21 Jul 2015 @ 8.38 pm
| News

A great big fat perk of living in York looks set to come to an end.

Until now, residents could get a year’s free access to the York Castle Museum, the Yorkshire Museum and the Art Gallery for the price of a YorkCard, currently £3.

To change that and start charging residents, the York Museums Trust – which runs all three – must gain permission from City of York Council.

It has asked to do just that – and the council looks set to agree.

The trust had already announced plans to charge adults £7.50 to visit the refurbished art gallery when it reopens on August 1; and to introduce a YMT card, cost £22, to give one adult year-round access to its venues.

Under proposals being scrutinised by councillors next week, YorkCard holders would get a discounted YMT card – but still have to pay £17 a year.

Otherwise residents will have to pay normal entry price on each visit.

The council’s options

The Yorkshire Museum. Photograph © Richard North on Flickr
The Yorkshire Museum. Photograph © Richard North on Flickr

At the decision session for the executive member for culture, leisure and tourism on July 29, councillors will be presented with three options:

  1. to agree to the trust’s request
  2. to agree to the request but with conditions, or
  3. to continue to insist on free access for YorkCard holders.

Option 3 would have major financial consequences for the council, warns assistant director Charlie Croft in his report.

He said the museums trust based their business plan on the understanding that the council would end free entry for York residents by the time the art gallery reopened on August 1.

Mr Croft says that if the council is not willing to end free entry for residents, it could cost the city £700,000 per year.

He writes:

This cannot be recommended in light of the council’s future budget position.

It should be noted that, should YMT not be able to continue to operate the museums and gallery its staff and obligations would revert to the council, creating a potential multi-million pound liability.

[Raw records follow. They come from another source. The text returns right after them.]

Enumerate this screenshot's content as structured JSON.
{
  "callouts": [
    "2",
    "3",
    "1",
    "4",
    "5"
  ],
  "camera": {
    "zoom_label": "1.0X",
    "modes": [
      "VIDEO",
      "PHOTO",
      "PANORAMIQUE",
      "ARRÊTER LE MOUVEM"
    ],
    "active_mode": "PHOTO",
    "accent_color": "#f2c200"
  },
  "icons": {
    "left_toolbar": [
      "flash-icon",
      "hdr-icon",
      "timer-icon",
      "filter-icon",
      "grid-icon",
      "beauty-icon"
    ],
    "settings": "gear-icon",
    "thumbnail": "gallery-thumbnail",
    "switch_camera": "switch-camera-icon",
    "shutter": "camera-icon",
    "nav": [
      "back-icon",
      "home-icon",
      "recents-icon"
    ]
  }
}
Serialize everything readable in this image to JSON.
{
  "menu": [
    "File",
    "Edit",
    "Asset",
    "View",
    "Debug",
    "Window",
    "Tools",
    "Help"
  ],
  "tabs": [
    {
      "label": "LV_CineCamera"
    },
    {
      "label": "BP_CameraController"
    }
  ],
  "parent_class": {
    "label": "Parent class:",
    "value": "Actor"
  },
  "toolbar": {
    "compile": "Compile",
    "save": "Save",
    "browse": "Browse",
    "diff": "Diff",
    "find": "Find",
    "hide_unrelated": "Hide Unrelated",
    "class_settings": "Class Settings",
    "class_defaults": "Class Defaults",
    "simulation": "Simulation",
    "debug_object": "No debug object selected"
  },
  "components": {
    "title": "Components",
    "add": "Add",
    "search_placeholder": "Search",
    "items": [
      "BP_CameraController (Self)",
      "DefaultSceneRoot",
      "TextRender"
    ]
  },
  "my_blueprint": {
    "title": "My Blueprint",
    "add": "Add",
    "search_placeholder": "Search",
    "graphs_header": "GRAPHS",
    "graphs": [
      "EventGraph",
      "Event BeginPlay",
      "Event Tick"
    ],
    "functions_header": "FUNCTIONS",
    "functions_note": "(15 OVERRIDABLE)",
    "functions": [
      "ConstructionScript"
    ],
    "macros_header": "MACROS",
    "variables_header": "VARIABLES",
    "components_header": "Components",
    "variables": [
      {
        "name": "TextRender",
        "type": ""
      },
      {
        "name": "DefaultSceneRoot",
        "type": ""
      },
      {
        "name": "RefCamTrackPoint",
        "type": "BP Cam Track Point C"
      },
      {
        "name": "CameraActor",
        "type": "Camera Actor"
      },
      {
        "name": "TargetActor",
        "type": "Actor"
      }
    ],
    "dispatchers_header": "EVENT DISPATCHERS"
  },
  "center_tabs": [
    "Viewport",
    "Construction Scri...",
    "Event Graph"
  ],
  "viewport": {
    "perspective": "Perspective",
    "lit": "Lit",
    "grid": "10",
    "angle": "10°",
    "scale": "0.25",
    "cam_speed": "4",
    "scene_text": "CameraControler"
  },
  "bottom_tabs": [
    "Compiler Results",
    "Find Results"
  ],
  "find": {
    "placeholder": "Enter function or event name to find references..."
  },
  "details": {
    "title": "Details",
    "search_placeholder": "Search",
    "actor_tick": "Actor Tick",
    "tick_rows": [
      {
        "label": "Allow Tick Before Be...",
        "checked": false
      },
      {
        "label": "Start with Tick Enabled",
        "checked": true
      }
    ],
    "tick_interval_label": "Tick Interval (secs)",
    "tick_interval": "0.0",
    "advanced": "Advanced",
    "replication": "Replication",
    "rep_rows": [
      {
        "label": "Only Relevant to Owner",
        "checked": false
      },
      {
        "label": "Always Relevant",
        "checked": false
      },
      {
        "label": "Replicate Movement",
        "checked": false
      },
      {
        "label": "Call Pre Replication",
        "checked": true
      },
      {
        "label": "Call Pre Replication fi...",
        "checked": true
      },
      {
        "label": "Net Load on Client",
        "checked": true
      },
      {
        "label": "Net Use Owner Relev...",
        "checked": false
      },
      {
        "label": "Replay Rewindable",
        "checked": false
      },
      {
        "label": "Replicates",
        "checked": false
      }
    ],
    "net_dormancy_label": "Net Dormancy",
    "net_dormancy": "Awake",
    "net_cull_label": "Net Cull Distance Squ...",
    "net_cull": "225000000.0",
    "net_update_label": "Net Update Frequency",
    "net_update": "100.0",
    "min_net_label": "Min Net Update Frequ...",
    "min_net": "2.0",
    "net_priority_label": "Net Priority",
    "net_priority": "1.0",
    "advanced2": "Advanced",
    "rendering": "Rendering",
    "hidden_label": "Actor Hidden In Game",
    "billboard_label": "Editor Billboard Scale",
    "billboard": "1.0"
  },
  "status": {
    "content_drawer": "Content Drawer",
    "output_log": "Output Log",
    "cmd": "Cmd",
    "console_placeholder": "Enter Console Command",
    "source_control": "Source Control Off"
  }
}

What about option 2 – agree to bring in the £17 residents’ card but with conditions?

In negotiations with Cllr Nigel Ayre, executive member for leisure, culture and tourism, the trust has suggested it would be willing to agree to two concessions…

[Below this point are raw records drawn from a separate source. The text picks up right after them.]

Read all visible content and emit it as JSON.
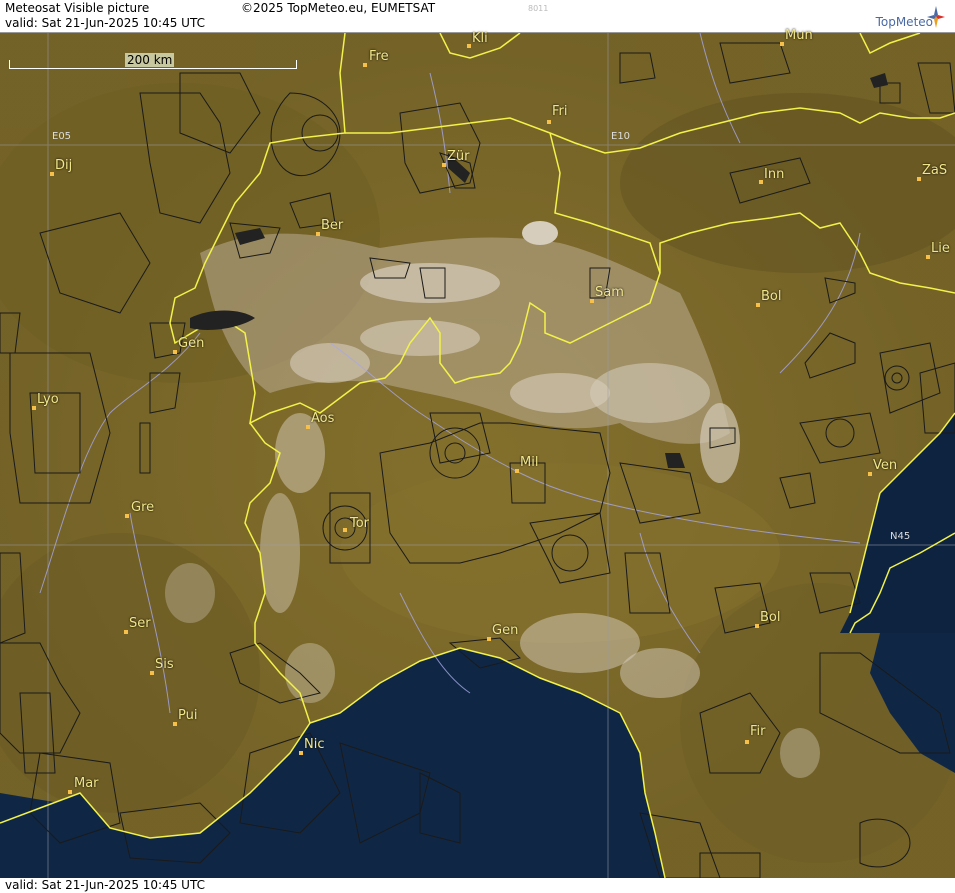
{
  "header": {
    "title": "Meteosat Visible picture",
    "valid": "valid:  Sat  21-Jun-2025  10:45 UTC",
    "copyright": "©2025 TopMeteo.eu, EUMETSAT",
    "code": "8011",
    "logo_text": "TopMeteo"
  },
  "footer": {
    "valid": "valid:  Sat  21-Jun-2025  10:45 UTC"
  },
  "scale": {
    "label": "200 km"
  },
  "grid_labels": [
    "E05",
    "E10",
    "N45"
  ],
  "cities": [
    "Kli",
    "Mun",
    "Fre",
    "Fri",
    "Zür",
    "Inn",
    "ZaS",
    "Dij",
    "Ber",
    "Lie",
    "Sam",
    "Bol",
    "Gen",
    "Lyo",
    "Aos",
    "Mil",
    "Ven",
    "Gre",
    "Tor",
    "Ser",
    "Gen",
    "Bol",
    "Sis",
    "Pui",
    "Nic",
    "Fir",
    "Mar"
  ],
  "colors": {
    "land": "#7d6a2a",
    "land_dark": "#5c4f1e",
    "sea": "#0f2745",
    "border": "#f2f24a",
    "airspace": "#1a1a1a",
    "river": "#a8a8e8",
    "snow": "#e8e0d8",
    "label": "#f0e68c"
  }
}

  1. Kids Go Free, allowing free access for children under 16, and
  2. continued free access for York residents during the two-day Residents Festival and on one further day to be specified.

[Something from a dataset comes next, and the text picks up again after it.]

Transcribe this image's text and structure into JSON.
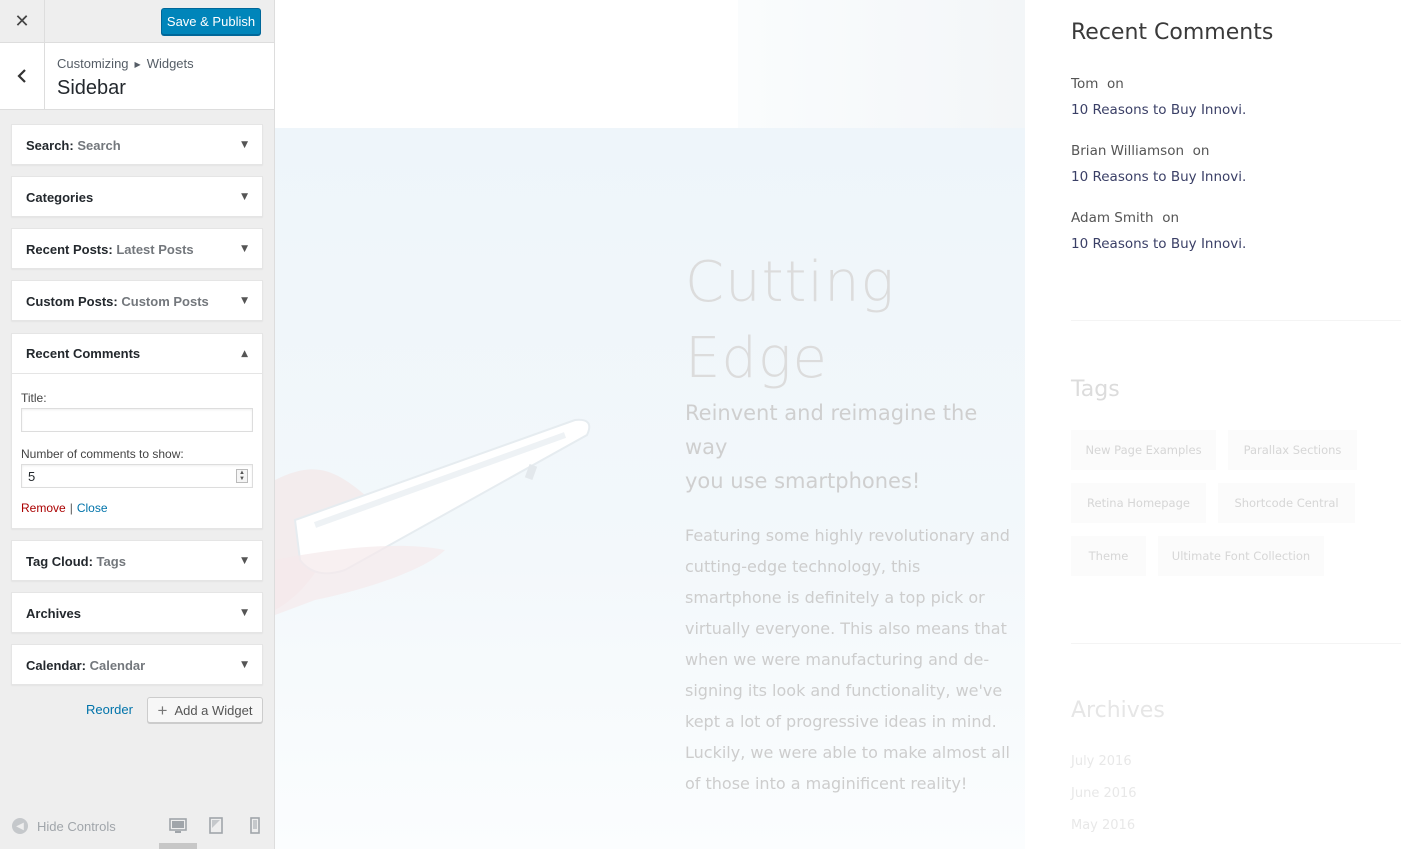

Cllr Ayre said:

I am pleased that as a result of these discussions there is an option to offer free access to the Art Gallery and Castle Museum for YorkCard holders during the Residents’ Festival and one further day as well as all year-round free access to under 16s.

The financial pressures

Chief executive of York Museums Trust Janet Barnes outside York Art Gallery. Photograph: Richard McDougall
Chief executive of York Museums Trust Janet Barnes outside York Art Gallery. Photograph: Richard McDougall

Due to funding pressures, the council’s annual grant to the YMT has reduced from £1.5m in 2012/13 to £600,000 in 2015/16, a 60% cut.

The trust’s revenue funding is nearly £1m per year less than it was just two years ago because of budget cuts from central government.

YMT is faced with further serious cuts in funding.

But it is also investing heavily in its venues. Since it came into being in 2002, the trust has raised about £16m which it has invested in the council’s buildings, gardens, public programmes and collections.

Outgoing trust chief executive Janet Barnes said the investment would continue:

Future plans also include extending Yorkshire Museum by creating a new temporary exhibition gallery in the basement currently used as a museum store.

YMT is also planning to create a brand new visitor attraction at York St Mary’s which will tell the history of York using the latest technology.

The longer term plan will be improving York Castle Museum to create museum facilities appropriate for the 21st century.

All these projects “will celebrate the importance of York and we will need the support of the city council and local residents to achieve them,” she said.